Final tuneup for ex-Marian golfer Waggoner
Former Marian Central Catholic High School golf standout Luke Waggoner wrapped up his junior McHenry County golf career Aug. 1 on his 19th birthday with a victory in the McHenry County Junior Golf Association Crystal Woods Open. Waggoner won the two-day tournament shooting 4-over-par 76 both days
Waggoner graduated this past spring and left Marian as the most successful golfer in school history. He finished second in the IHSA Class 2A state golf tournament in October 2011 and competed in the state tournament all four years while at Marian.
Waggoner, who is now officially too old to compete in junior tournaments, is not planning on playing any more tournaments this summer as he prepares for the start of college at Villanova University, Philadelphia, Aug. 27.
“It was a good time for me to stop,” Waggoner said. “The rounds at Crystal Woods were very good for me in terms of progress.”
Waggoner played in fewer tournaments this summer, minimizing the number of junior tournaments and entering a few men’s tournament qualifiers including the Illinois Open and the Illinois State Amateur. He did not qualify for any of the men’s tournaments but said he felt the experience was valuable.
“I knew that was where I would find better competition, and after this summer, those were the only tournaments I could play in anyway,” he said. “I certainly learned a lot this summer. My play was not very good on the whole. I feel it’s easier to learn more when you are playing poorly. I learned a lot about the mental game and about how to make a score when you’re playing poorly. The game comes easy when you hit where you want to.”
Two of Waggoner’s goals this summer were more rest and practice than in years past.
He took multiple days off from golf on several occasions and spent time reading books and watching DVDs from Dr. Bob Rotella, who is an acclaimed golf psychologist.
“The thing I need to take the most from him is when you’re playing poorly on the course, you need to trust your swing instead of trying to fix it,” he said. “Attempting to fix it will only make it worse. … It brings doubt into play.”
Time off the course this summer helped Waggoner realize how much he loved the game of golf.
“This summer has kept me hungry and has made me realize how much I really do enjoy the game,” he said, noting that when he was playing for scouts he started looking at the game as a responsibility. “This summer, I realized how much I really do love playing.”
Waggoner, who will study business, will leave Aug. 21 for college. The team’s first tournament is Labor Day weekend and, unlike high school where Waggoner played in every tournament, he will need to qualify against other team members to play in tournaments.

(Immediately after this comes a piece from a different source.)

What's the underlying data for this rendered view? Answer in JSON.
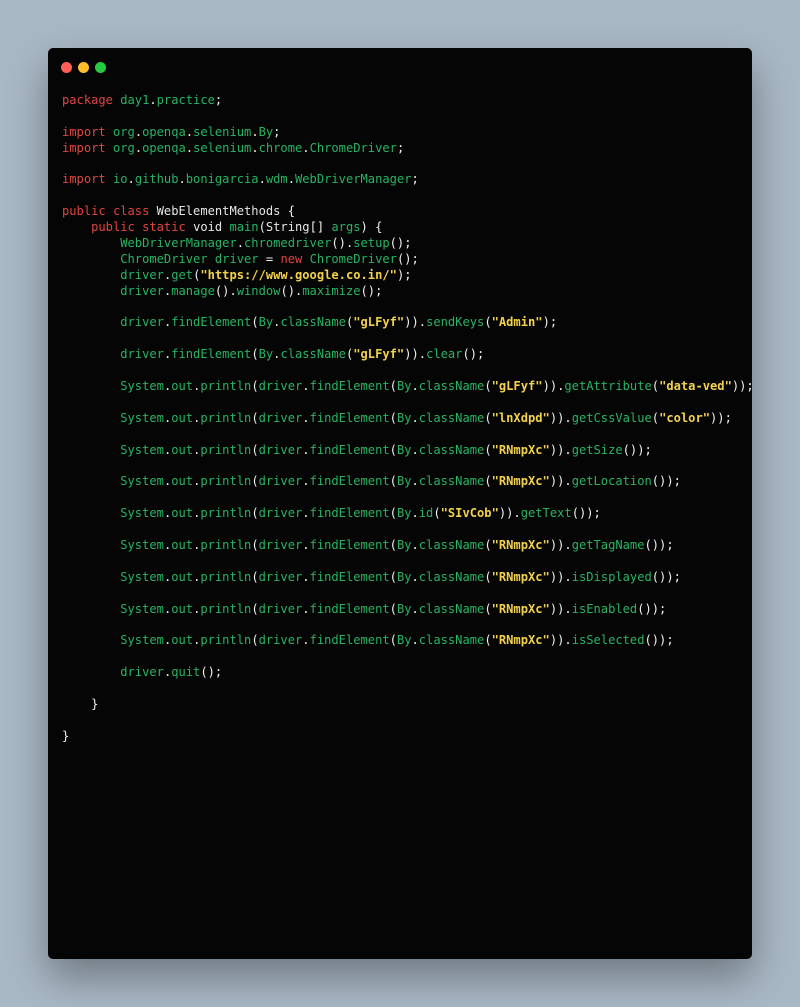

“I am a little excited and a little nervous,” Waggoner said. “I just want to be able to bring my ‘A’ game. I trust that I have practiced enough and have what it takes to bring out my best.”